CALDWELL, Idaho — This month, the Idaho Commission on Hispanic Affairs wrapped up its youth leadership summits. It's a chance for hundreds of students to build skills and learn more about colleges and scholarship opportunities.
This year's Idaho Hispanic Youth Leadership Summits attracted more than 1,800 students. The events in Twin Falls, Boise, and Pocatello focus on and college prep and fields of science, technology, engineering, and math (STEM). Public and private universities also awarded scholarships.
Arnoldo Hernandez is the director of the Inclusion and Intercultural Department of the College of Idaho, he said one of the highlights is presenting scholarships to students.
“If we can yield 5 or 10 percent of the total, that would be amazing. That means we are making a difference with those 10 to 5 percent with the students,” Hernandez said.

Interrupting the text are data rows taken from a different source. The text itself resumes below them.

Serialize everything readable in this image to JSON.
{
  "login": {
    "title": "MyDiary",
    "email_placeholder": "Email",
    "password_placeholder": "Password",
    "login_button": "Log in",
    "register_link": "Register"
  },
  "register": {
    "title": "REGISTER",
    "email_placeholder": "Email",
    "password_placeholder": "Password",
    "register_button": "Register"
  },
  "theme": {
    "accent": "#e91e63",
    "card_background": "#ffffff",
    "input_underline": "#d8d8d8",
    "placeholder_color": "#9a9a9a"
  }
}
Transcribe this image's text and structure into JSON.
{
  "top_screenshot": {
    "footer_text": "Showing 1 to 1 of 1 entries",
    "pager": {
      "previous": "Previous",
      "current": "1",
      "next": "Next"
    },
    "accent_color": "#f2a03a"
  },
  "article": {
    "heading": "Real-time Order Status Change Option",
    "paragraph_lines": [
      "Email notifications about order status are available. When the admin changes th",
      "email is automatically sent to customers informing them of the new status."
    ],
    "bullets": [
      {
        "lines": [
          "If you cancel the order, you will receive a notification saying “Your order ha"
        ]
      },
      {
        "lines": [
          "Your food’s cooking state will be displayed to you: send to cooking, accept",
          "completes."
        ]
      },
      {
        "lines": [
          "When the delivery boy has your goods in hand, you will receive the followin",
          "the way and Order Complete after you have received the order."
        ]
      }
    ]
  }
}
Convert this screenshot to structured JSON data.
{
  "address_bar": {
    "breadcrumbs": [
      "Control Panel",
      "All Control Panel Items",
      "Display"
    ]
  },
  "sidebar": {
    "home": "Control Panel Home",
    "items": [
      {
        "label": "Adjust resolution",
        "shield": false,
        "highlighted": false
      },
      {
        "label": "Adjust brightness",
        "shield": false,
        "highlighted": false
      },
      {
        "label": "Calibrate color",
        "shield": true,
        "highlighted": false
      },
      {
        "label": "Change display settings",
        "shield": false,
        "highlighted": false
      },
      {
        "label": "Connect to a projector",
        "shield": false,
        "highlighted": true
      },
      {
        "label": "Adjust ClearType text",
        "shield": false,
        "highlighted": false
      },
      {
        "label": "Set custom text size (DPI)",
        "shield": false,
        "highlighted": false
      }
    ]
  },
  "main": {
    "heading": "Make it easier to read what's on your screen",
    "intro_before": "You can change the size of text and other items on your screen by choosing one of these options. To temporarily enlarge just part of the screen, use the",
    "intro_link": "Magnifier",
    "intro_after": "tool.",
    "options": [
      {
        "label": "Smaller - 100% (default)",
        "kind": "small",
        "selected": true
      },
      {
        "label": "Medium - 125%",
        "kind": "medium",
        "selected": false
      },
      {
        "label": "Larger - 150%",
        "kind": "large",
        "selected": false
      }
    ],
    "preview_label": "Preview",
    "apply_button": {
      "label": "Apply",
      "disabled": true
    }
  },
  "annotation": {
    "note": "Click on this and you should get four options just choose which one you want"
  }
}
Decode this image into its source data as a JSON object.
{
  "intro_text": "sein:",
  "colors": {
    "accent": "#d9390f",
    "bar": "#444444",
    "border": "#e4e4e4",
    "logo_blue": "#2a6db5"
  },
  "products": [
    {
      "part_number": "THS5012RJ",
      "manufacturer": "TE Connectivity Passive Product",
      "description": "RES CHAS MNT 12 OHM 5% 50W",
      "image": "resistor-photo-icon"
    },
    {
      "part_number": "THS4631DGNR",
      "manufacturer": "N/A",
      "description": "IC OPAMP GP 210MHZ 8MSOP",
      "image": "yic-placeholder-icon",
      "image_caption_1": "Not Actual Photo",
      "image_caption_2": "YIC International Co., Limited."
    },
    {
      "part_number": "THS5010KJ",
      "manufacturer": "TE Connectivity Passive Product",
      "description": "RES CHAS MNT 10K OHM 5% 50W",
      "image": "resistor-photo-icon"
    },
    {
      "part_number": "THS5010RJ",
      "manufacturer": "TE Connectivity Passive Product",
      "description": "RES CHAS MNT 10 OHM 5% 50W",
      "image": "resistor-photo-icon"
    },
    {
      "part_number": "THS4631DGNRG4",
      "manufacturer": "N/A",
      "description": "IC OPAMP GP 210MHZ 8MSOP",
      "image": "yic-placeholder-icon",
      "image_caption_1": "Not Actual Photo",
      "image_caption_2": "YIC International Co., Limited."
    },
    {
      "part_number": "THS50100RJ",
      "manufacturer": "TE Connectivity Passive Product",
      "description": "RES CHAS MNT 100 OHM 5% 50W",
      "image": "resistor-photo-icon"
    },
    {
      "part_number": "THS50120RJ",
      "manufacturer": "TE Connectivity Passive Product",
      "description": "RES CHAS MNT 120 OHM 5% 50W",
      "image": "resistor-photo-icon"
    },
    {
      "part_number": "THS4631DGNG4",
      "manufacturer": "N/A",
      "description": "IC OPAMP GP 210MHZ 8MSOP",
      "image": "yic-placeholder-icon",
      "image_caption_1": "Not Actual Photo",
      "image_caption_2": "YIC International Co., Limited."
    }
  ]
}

Hernandez is also the founder of the Inclusion and Intercultural Department. The college awarded more than $7 million in scholarships pledges to students at the summits.
“That scholarship program hand in hand with faculty and staff. We created a really good retention program here on this campus. We are graduating Latino students at the same rate as everybody else on this campus, which really bumps this country's rate,” Hernandez said.
¡Orale! @collegeofidaho just awarded $1.4 million in scholarships to students at #HYLS21 in Pocatello.— 🌟J.J. Saldaña🌟 (@jjsaldana) October 19, 2021
They have awarded $7.4 million at our 3 summits. #IdahoHispanicYouthLeadershipSummit pic.twitter.com/sRB8fFd6F5
Hernandez said the scholarship represents a minimum of $15,000 a year for four years.
“It’s really difficult for our underrepresented students to grasp the concept of access. There are all types of barriers that can get away from accessing, one of them is scholarship and funding,” he said.
Hernandez says there’s no hard feeling if a student goes elsewhere and hopes the summit and the scholarship opportunities would inspire students to pursue high education.
“We are just one institution, there are so many here to offer you opportunities,” Hernandez said.
For incoming freshmen, the cost to attend the College of Idaho is estimated to be $46,000 a year.
HERNANDEZ SETS HIS EYES ON HISPANIC SERVING INSTITUTION STATUS
In May, The College of Southern Idaho announced it achieved federal recognition for Hispanic Serving Institution (HSI) status. The college became the first college in the state of Idaho to reach the milestone.
HSI recognizes education institutions when 25% of students in enrollment identify as Hispanic.
Hernandez said he would like to see the College of Idaho achieve the status as well.
"I have a feeling that it’s a reachable goal. I’m setting a goal within the next 5 to 7 years. I think we can make that 10 percent difference,” he said.
Hernandez said about 15 percent of students identify as Latinos, and HSI status would open more scholarship opportunities.
“Grants, the College of Assistance Migrant Program, would be at our reached,” he said.